WHAT THE TASK REQUIRES = Copy out the full set of records. Keep every word the same.

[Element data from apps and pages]
=-=-=
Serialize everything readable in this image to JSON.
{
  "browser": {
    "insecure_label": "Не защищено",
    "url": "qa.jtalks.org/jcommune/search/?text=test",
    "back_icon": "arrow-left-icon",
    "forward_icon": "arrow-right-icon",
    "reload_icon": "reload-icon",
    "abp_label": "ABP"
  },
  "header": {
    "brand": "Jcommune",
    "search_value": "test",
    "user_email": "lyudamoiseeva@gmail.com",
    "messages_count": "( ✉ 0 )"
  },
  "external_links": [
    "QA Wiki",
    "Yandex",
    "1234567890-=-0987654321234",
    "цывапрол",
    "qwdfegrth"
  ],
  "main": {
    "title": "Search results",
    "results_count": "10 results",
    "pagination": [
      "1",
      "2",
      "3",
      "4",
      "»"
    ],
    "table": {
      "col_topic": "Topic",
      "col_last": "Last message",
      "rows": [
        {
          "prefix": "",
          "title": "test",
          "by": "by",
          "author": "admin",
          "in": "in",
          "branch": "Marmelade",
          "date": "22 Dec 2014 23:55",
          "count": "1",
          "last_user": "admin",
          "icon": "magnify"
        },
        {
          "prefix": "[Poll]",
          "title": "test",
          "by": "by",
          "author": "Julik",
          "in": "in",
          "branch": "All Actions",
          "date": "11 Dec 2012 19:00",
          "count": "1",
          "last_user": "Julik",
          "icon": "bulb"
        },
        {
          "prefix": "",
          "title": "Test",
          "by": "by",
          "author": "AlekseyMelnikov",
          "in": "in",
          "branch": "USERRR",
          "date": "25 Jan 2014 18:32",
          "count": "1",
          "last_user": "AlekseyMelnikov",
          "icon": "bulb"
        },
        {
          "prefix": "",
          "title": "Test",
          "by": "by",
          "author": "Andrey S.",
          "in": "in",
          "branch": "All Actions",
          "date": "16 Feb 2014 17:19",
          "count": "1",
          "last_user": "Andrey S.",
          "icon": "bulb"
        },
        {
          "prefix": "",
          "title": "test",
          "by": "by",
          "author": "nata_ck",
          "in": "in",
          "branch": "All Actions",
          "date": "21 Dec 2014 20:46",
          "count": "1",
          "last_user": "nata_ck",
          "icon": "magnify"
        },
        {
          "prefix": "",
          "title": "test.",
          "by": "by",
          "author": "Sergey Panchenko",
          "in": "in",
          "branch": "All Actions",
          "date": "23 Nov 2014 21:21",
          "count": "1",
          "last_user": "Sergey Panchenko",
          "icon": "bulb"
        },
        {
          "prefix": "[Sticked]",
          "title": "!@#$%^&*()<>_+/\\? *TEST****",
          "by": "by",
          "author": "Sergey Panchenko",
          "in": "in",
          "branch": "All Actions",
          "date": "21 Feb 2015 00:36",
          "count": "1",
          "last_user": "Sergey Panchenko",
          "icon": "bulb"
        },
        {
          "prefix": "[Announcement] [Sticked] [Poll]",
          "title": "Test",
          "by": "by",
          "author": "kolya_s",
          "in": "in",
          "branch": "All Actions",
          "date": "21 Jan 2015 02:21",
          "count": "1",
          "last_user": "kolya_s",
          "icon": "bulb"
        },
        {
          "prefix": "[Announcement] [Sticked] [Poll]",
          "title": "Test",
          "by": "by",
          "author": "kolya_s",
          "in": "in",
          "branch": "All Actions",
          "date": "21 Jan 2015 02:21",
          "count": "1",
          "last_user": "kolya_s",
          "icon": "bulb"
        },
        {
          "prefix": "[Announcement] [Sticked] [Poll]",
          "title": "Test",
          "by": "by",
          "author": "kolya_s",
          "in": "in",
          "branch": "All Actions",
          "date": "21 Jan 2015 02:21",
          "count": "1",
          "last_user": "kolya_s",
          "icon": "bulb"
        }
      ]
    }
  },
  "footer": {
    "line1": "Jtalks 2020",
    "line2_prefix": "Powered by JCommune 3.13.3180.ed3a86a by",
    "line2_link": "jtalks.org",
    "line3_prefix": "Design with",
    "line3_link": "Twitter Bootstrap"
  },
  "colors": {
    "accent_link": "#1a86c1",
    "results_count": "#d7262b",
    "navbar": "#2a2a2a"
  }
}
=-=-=
RESULT BELOW =
Serialize everything readable in this image to JSON.
{
  "browser": {
    "insecure_label": "Не защищено",
    "url": "qa.jtalks.org/jcommune/search/?text=test",
    "back_icon": "arrow-left-icon",
    "forward_icon": "arrow-right-icon",
    "reload_icon": "reload-icon",
    "abp_label": "ABP"
  },
  "header": {
    "brand": "Jcommune",
    "search_value": "test",
    "user_email": "lyudamoiseeva@gmail.com",
    "messages_count": "( ✉ 0 )"
  },
  "external_links": [
    "QA Wiki",
    "Yandex",
    "1234567890-=-0987654321234",
    "цывапрол",
    "qwdfegrth"
  ],
  "main": {
    "title": "Search results",
    "results_count": "10 results",
    "pagination": [
      "1",
      "2",
      "3",
      "4",
      "»"
    ],
    "table": {
      "col_topic": "Topic",
      "col_last": "Last message",
      "rows": [
        {
          "prefix": "",
          "title": "test",
          "by": "by",
          "author": "admin",
          "in": "in",
          "branch": "Marmelade",
          "date": "22 Dec 2014 23:55",
          "count": "1",
          "last_user": "admin",
          "icon": "magnify"
        },
        {
          "prefix": "[Poll]",
          "title": "test",
          "by": "by",
          "author": "Julik",
          "in": "in",
          "branch": "All Actions",
          "date": "11 Dec 2012 19:00",
          "count": "1",
          "last_user": "Julik",
          "icon": "bulb"
        },
        {
          "prefix": "",
          "title": "Test",
          "by": "by",
          "author": "AlekseyMelnikov",
          "in": "in",
          "branch": "USERRR",
          "date": "25 Jan 2014 18:32",
          "count": "1",
          "last_user": "AlekseyMelnikov",
          "icon": "bulb"
        },
        {
          "prefix": "",
          "title": "Test",
          "by": "by",
          "author": "Andrey S.",
          "in": "in",
          "branch": "All Actions",
          "date": "16 Feb 2014 17:19",
          "count": "1",
          "last_user": "Andrey S.",
          "icon": "bulb"
        },
        {
          "prefix": "",
          "title": "test",
          "by": "by",
          "author": "nata_ck",
          "in": "in",
          "branch": "All Actions",
          "date": "21 Dec 2014 20:46",
          "count": "1",
          "last_user": "nata_ck",
          "icon": "magnify"
        },
        {
          "prefix": "",
          "title": "test.",
          "by": "by",
          "author": "Sergey Panchenko",
          "in": "in",
          "branch": "All Actions",
          "date": "23 Nov 2014 21:21",
          "count": "1",
          "last_user": "Sergey Panchenko",
          "icon": "bulb"
        },
        {
          "prefix": "[Sticked]",
          "title": "!@#$%^&*()<>_+/\\? *TEST****",
          "by": "by",
          "author": "Sergey Panchenko",
          "in": "in",
          "branch": "All Actions",
          "date": "21 Feb 2015 00:36",
          "count": "1",
          "last_user": "Sergey Panchenko",
          "icon": "bulb"
        },
        {
          "prefix": "[Announcement] [Sticked] [Poll]",
          "title": "Test",
          "by": "by",
          "author": "kolya_s",
          "in": "in",
          "branch": "All Actions",
          "date": "21 Jan 2015 02:21",
          "count": "1",
          "last_user": "kolya_s",
          "icon": "bulb"
        },
        {
          "prefix": "[Announcement] [Sticked] [Poll]",
          "title": "Test",
          "by": "by",
          "author": "kolya_s",
          "in": "in",
          "branch": "All Actions",
          "date": "21 Jan 2015 02:21",
          "count": "1",
          "last_user": "kolya_s",
          "icon": "bulb"
        },
        {
          "prefix": "[Announcement] [Sticked] [Poll]",
          "title": "Test",
          "by": "by",
          "author": "kolya_s",
          "in": "in",
          "branch": "All Actions",
          "date": "21 Jan 2015 02:21",
          "count": "1",
          "last_user": "kolya_s",
          "icon": "bulb"
        }
      ]
    }
  },
  "footer": {
    "line1": "Jtalks 2020",
    "line2_prefix": "Powered by JCommune 3.13.3180.ed3a86a by",
    "line2_link": "jtalks.org",
    "line3_prefix": "Design with",
    "line3_link": "Twitter Bootstrap"
  },
  "colors": {
    "accent_link": "#1a86c1",
    "results_count": "#d7262b",
    "navbar": "#2a2a2a"
  }
}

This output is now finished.